Record extracts –

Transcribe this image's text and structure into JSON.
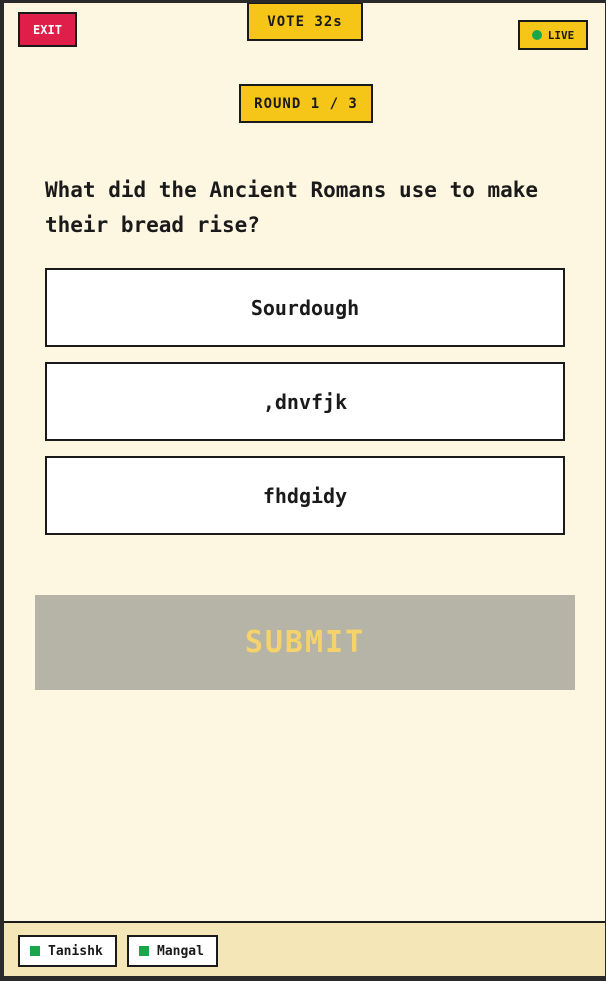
{
  "header": {
    "exit_label": "EXIT",
    "vote_timer": "VOTE 32s",
    "live_label": "LIVE",
    "round_label": "ROUND 1 / 3"
  },
  "question": {
    "text": "What did the Ancient Romans use to make their bread rise?"
  },
  "options": [
    {
      "label": "Sourdough"
    },
    {
      "label": ",dnvfjk"
    },
    {
      "label": "fhdgidy"
    }
  ],
  "submit": {
    "label": "SUBMIT",
    "state": "disabled"
  },
  "players": [
    {
      "name": "Tanishk",
      "status_color": "#1aa64b"
    },
    {
      "name": "Mangal",
      "status_color": "#1aa64b"
    }
  ],
  "colors": {
    "accent_yellow": "#f5c518",
    "exit_red": "#e01e4a",
    "live_green": "#1aa64b",
    "background": "#fdf6e0",
    "submit_disabled": "#b5b4a6"
  }
}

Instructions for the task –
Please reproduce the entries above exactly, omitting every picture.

Written solution –
Transcribe this image's text and structure into JSON.
{
  "header": {
    "exit_label": "EXIT",
    "vote_timer": "VOTE 32s",
    "live_label": "LIVE",
    "round_label": "ROUND 1 / 3"
  },
  "question": {
    "text": "What did the Ancient Romans use to make their bread rise?"
  },
  "options": [
    {
      "label": "Sourdough"
    },
    {
      "label": ",dnvfjk"
    },
    {
      "label": "fhdgidy"
    }
  ],
  "submit": {
    "label": "SUBMIT",
    "state": "disabled"
  },
  "players": [
    {
      "name": "Tanishk",
      "status_color": "#1aa64b"
    },
    {
      "name": "Mangal",
      "status_color": "#1aa64b"
    }
  ],
  "colors": {
    "accent_yellow": "#f5c518",
    "exit_red": "#e01e4a",
    "live_green": "#1aa64b",
    "background": "#fdf6e0",
    "submit_disabled": "#b5b4a6"
  }
}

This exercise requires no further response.